Ultimately, Steve’s focus and passion is on selling high-quality educational material to the jiu-jitsu community at large. Over the years, the BJJ Mental Models team has experimented with a few different ways to do that – but where they have settled is on the creation of BJJ Mental Models Premium.
The pitch is pretty simple: “Basically, BJJ Mental Models Premium is a subscription service with three pieces: content, coaching, community,” Steve tells me.
“On the content front, we try to find really fascinating athletes and experts, and give them a much larger and deeper forum to share their information. If you get someone on a podcast for an hour, you can get a sampler of their ideas, but you can’t really dig in – whereas if you have a series of discussions, maybe five to ten hours, you can start actually really digging into their philosophy, and almost course-like structure can emerge for their knowledge.”

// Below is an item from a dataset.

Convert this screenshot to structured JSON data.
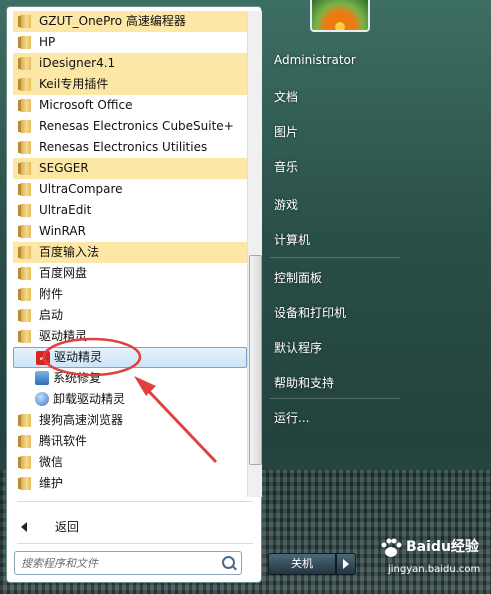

As if that wasn’t enough to tempt paying subscribers, BJJ Mental Models Premium also provides a virtual coaching service. Its coaching team includes the likes of Brianna Ste-Marie, Margot Ciccarelli, and more. Premium subscribers can connect directly with these world-class athletes, who provide bespoke feedback and analysis of subscribers’ BJJ video footage.

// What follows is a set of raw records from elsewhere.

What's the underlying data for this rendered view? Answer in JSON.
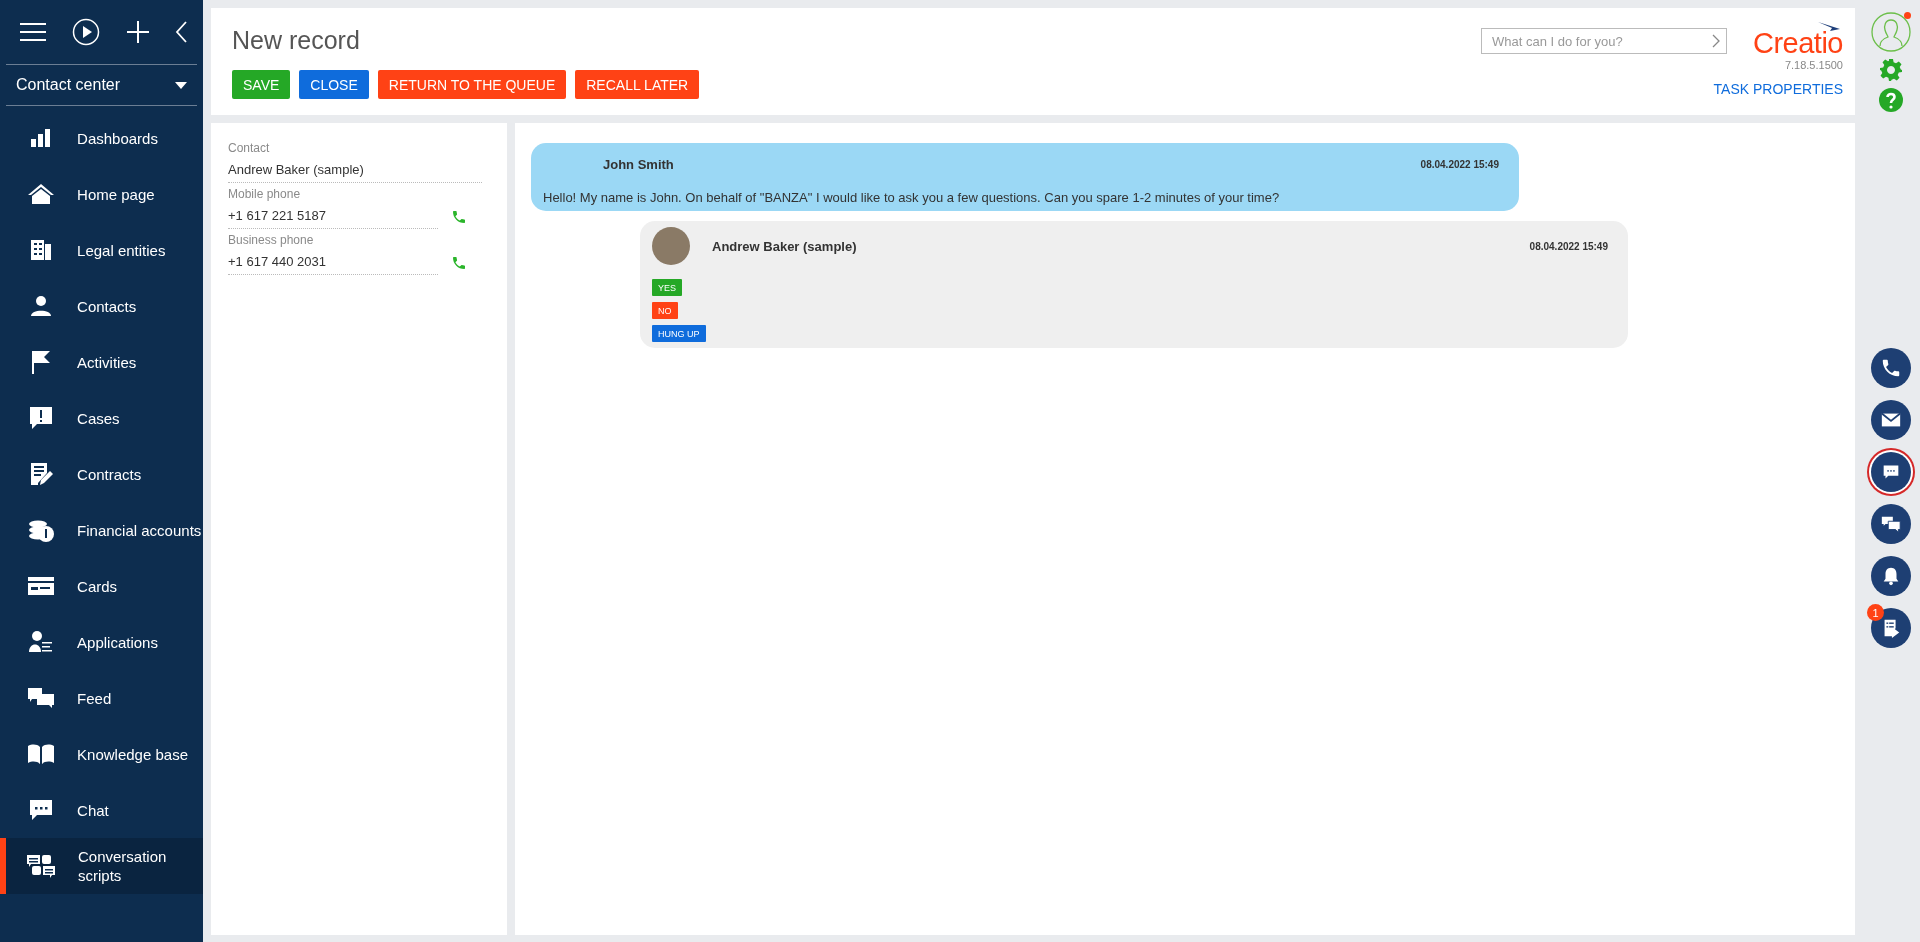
{
  "sidebar": {
    "workplace": "Contact center",
    "items": [
      {
        "label": "Dashboards",
        "selected": false
      },
      {
        "label": "Home page",
        "selected": false
      },
      {
        "label": "Legal entities",
        "selected": false
      },
      {
        "label": "Contacts",
        "selected": false
      },
      {
        "label": "Activities",
        "selected": false
      },
      {
        "label": "Cases",
        "selected": false
      },
      {
        "label": "Contracts",
        "selected": false
      },
      {
        "label": "Financial accounts",
        "selected": false
      },
      {
        "label": "Cards",
        "selected": false
      },
      {
        "label": "Applications",
        "selected": false
      },
      {
        "label": "Feed",
        "selected": false
      },
      {
        "label": "Knowledge base",
        "selected": false
      },
      {
        "label": "Chat",
        "selected": false
      },
      {
        "label": "Conversation scripts",
        "selected": true
      }
    ]
  },
  "header": {
    "title": "New record",
    "buttons": [
      {
        "label": "SAVE",
        "color": "#25a826"
      },
      {
        "label": "CLOSE",
        "color": "#0f6cdc"
      },
      {
        "label": "RETURN TO THE QUEUE",
        "color": "#ff4215"
      },
      {
        "label": "RECALL LATER",
        "color": "#ff4215"
      }
    ],
    "search": {
      "placeholder": "What can I do for you?"
    },
    "logo": "Creatio",
    "version": "7.18.5.1500",
    "link": "TASK PROPERTIES"
  },
  "contact": {
    "fields": [
      {
        "label": "Contact",
        "value": "Andrew Baker (sample)",
        "kind": "text"
      },
      {
        "label": "Mobile phone",
        "value": "+1 617 221 5187",
        "kind": "phone"
      },
      {
        "label": "Business phone",
        "value": "+1 617 440 2031",
        "kind": "phone"
      }
    ]
  },
  "chat": {
    "messages": [
      {
        "kind": "operator",
        "author": "John Smith",
        "time": "08.04.2022 15:49",
        "text": "Hello! My name is John. On behalf of \"BANZA\" I would like to ask you a few questions. Can you spare 1-2 minutes of your time?"
      },
      {
        "kind": "contact",
        "author": "Andrew Baker (sample)",
        "time": "08.04.2022 15:49",
        "answers": [
          {
            "label": "YES",
            "color": "#25a826"
          },
          {
            "label": "NO",
            "color": "#ff4215"
          },
          {
            "label": "HUNG UP",
            "color": "#0f6cdc"
          }
        ]
      }
    ]
  },
  "rail": {
    "items": [
      {
        "selected": false
      },
      {
        "selected": false
      },
      {
        "selected": true
      },
      {
        "selected": false
      },
      {
        "selected": false
      },
      {
        "selected": false,
        "badge": "1"
      }
    ]
  }
}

“That’s a massive benefit that no other service can provide: connecting you with some of the best coaches in the world for just a very marginal fee,” Steve points out.

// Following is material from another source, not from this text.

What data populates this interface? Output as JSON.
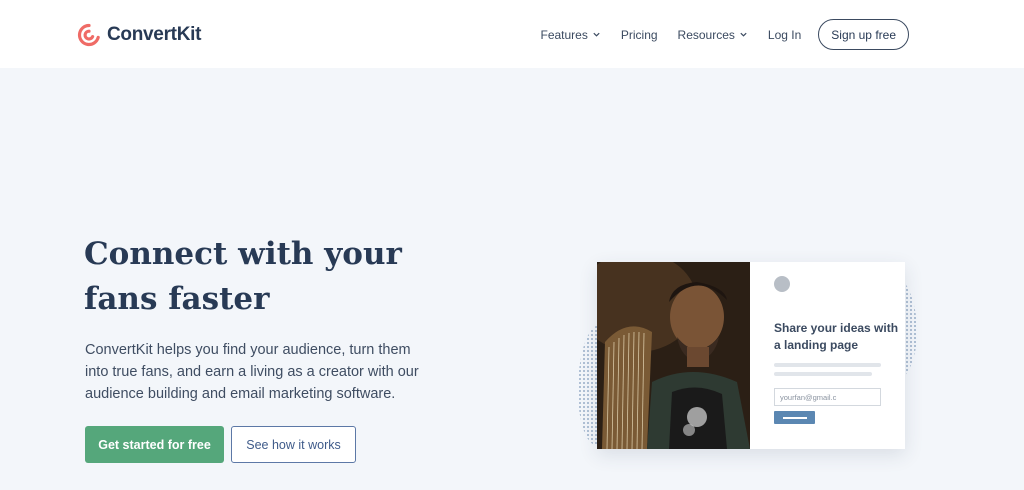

The third factor, community, is one that’s been painstakingly constructed. “We’ve been very deliberate about building our community,” says Steve. “Keeping out toxicity, keeping it supportive, and keeping it productive. The one thing that I always hear people say is that when they’re in our private community, it is just worlds apart from going to other social media places and trying to get information. So that, to us, has become one of the main value-adds.”
So what’s the most important piece of wisdom for aspiring jiu-jitsu podcasters hoping to turn their platform into their profession? According to Steve, doing his gig comes down to cultivating sustainability. After all, running a podcast on a scale that turns a true profit is hard work – which means that podcasters need to make sure that they’re actually seeing returns that will make their efforts worth it, even when the going gets rough.
“All I would say to anyone else who wants to do this – whether it’s a podcast, or really, any business in the jiu-jitsu space, it’s to make sure that you have a model where you can actually make real money,” he explains. “Not a few bucks; real money. Money you could use to feed your family. If you’re just making enough money to pay for your coffee, you’re not going to be motivated to do this long term, and making any product is all about long term motivation.
“You need to be motivated to do this for five, ten, fifteen years, and being properly compensated for that is the best motivation you can get.”
Want to give BJJ Mental Models a listen? Find the full library of publicly available episodes on Spotify, Google Podcasts, Apple Podcasts, and Amazon Music – or directly on your browser.
Ready to take things to the next level? Consider subscribing to Premium.
To keep up with BJJ Mental Models news, follow the podcast on Instagram.
This story is the sixth installment in the Grappler’s Career Corner, a series of informal interviews at the Jiu-Jitsu Times offering insights and advice on building a career in martial arts and combat sports – based on the experiences of successful professionals in the industry.
If you’d like to share questions or thoughts, reach out to us on Instagram.
Previous Installments in the Grappler’s Career Corner:
Meet Sebastian Brosche, Creator of Yoga for BJJ
Meet Fabiano Scherner, Owner of American Top Team Portland
Meet Nick “Chewjitsu” Albin, YouTuber, BJJ Coach, and Gym Owner
Meet Meg He, CEO, Investor, and Competitive Jiu-Jitsu Athlete
Meet Nakapan Phungephorn, Chairman of the Black Belt Business Union